====== Extracted records ======

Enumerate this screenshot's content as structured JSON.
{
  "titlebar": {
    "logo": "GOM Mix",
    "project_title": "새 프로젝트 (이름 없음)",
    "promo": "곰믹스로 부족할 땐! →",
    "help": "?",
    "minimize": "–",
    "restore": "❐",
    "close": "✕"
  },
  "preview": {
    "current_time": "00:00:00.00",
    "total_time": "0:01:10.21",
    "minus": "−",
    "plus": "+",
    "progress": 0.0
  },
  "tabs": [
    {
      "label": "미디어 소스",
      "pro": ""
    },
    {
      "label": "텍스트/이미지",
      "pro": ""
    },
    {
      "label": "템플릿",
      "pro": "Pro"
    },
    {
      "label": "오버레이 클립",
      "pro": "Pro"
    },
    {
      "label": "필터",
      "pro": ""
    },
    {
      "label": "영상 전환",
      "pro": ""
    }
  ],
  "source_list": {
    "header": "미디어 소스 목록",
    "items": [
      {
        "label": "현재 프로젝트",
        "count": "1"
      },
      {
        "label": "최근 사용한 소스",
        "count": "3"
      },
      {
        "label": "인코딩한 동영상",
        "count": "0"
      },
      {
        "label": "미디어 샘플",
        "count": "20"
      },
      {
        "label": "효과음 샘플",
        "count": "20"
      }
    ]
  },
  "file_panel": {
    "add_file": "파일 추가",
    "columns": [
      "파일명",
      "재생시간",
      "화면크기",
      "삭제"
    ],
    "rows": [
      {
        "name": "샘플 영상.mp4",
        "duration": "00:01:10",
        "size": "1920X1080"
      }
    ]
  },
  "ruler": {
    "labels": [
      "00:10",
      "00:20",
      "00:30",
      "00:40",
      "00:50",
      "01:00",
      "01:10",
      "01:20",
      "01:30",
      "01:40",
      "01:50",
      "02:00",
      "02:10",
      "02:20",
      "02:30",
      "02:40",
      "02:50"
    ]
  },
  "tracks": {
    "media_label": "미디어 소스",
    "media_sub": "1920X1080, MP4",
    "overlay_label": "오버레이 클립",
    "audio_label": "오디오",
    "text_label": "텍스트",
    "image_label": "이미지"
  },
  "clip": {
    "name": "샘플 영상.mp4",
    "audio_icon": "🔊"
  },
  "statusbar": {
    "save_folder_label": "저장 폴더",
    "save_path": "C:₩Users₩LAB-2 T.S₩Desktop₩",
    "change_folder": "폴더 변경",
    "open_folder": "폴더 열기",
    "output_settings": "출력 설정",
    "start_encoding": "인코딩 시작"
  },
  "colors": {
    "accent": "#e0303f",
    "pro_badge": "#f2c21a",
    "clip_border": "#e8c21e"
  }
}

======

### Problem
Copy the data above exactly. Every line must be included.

### Result for this exercise
Enumerate this screenshot's content as structured JSON.
{
  "titlebar": {
    "logo": "GOM Mix",
    "project_title": "새 프로젝트 (이름 없음)",
    "promo": "곰믹스로 부족할 땐! →",
    "help": "?",
    "minimize": "–",
    "restore": "❐",
    "close": "✕"
  },
  "preview": {
    "current_time": "00:00:00.00",
    "total_time": "0:01:10.21",
    "minus": "−",
    "plus": "+",
    "progress": 0.0
  },
  "tabs": [
    {
      "label": "미디어 소스",
      "pro": ""
    },
    {
      "label": "텍스트/이미지",
      "pro": ""
    },
    {
      "label": "템플릿",
      "pro": "Pro"
    },
    {
      "label": "오버레이 클립",
      "pro": "Pro"
    },
    {
      "label": "필터",
      "pro": ""
    },
    {
      "label": "영상 전환",
      "pro": ""
    }
  ],
  "source_list": {
    "header": "미디어 소스 목록",
    "items": [
      {
        "label": "현재 프로젝트",
        "count": "1"
      },
      {
        "label": "최근 사용한 소스",
        "count": "3"
      },
      {
        "label": "인코딩한 동영상",
        "count": "0"
      },
      {
        "label": "미디어 샘플",
        "count": "20"
      },
      {
        "label": "효과음 샘플",
        "count": "20"
      }
    ]
  },
  "file_panel": {
    "add_file": "파일 추가",
    "columns": [
      "파일명",
      "재생시간",
      "화면크기",
      "삭제"
    ],
    "rows": [
      {
        "name": "샘플 영상.mp4",
        "duration": "00:01:10",
        "size": "1920X1080"
      }
    ]
  },
  "ruler": {
    "labels": [
      "00:10",
      "00:20",
      "00:30",
      "00:40",
      "00:50",
      "01:00",
      "01:10",
      "01:20",
      "01:30",
      "01:40",
      "01:50",
      "02:00",
      "02:10",
      "02:20",
      "02:30",
      "02:40",
      "02:50"
    ]
  },
  "tracks": {
    "media_label": "미디어 소스",
    "media_sub": "1920X1080, MP4",
    "overlay_label": "오버레이 클립",
    "audio_label": "오디오",
    "text_label": "텍스트",
    "image_label": "이미지"
  },
  "clip": {
    "name": "샘플 영상.mp4",
    "audio_icon": "🔊"
  },
  "statusbar": {
    "save_folder_label": "저장 폴더",
    "save_path": "C:₩Users₩LAB-2 T.S₩Desktop₩",
    "change_folder": "폴더 변경",
    "open_folder": "폴더 열기",
    "output_settings": "출력 설정",
    "start_encoding": "인코딩 시작"
  },
  "colors": {
    "accent": "#e0303f",
    "pro_badge": "#f2c21a",
    "clip_border": "#e8c21e"
  }
}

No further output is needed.